Even though data security and privacy has been a key government issue for many years, I think this will remain one of the biggest issues for, at least, the next 12 months. For example, recent research on encryption and re-identification of de-identified data means that it will be necessary to re-examine many of tools and technologies that have traditionally been relied on as adequate mechanisms to protect important data.
As mentioned earlier it will be interesting to see how this results some of these new cyber security focused contracts will work in practice and whether the cyber resilience push has the desired effect and reduces the number of cyber security incidents faced by agencies.
On a personal note, what is the one piece of technology you can’t live without?
I know its cliché but I have become very dependent on my iPhone. Whilst in the office it is my connection to the outside world whether it be a quick check of the news or looking at what the Canberra weather has in store. When I am out of the office it provides me with a quick and simple way to check in ensuring that I am able to keep on top of the needs of my clients and can touch base with my staff.
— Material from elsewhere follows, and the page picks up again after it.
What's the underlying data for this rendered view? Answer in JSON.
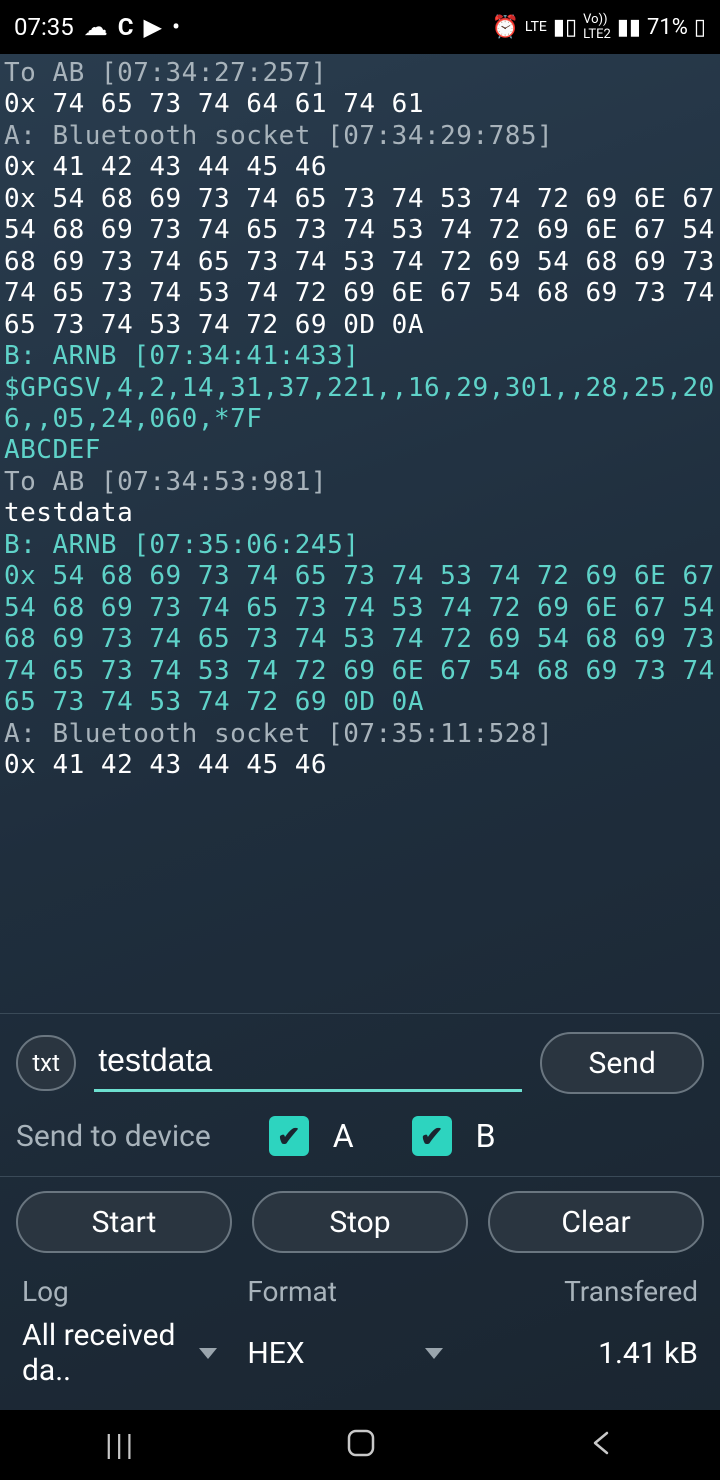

Finally, where would you take us out for the best coffee in Canberra?
I don’t have a favourite coffee place but rather a favourite coffee supplier, ONA. The popularity of ONA is growing rapidly across Canberra and more and more coffee shops have started using their amazing beans. Lucky for me, and the Canberra office as a whole, the Double Drummer coffee shop just down the road has just switched to using ONA coffee, and as a double bonus they have just started selling Canberra’s favourite locally made donuts, Bombolini.
Read our Part 1 of our TechKnowChat end of year mini-series with Sydney Partner Brendan Coady and Part 2 with Sean Field.
More about Caroline: Caroline is a leading technology and IP lawyer renowned for her experience in Australian Government procurement and contracting. Caroline has developed many widely-used RFT and contract precedents, and is a highly effective procurement strategist and negotiator. In 2016 Caroline was named in the Australian Lawyer Hot List of Lawyers for 2016.
More about Sonia: Sonia is a commercial lawyer who specialises in intellectual property, technology and telecommunications matters. She provides strategic, commercially focussed advice to clients in the entertainment, media and telecommunications sector. Sonia was nominated for the Young Achiever category at the 2011 Communications Alliance and CommsDay Awards.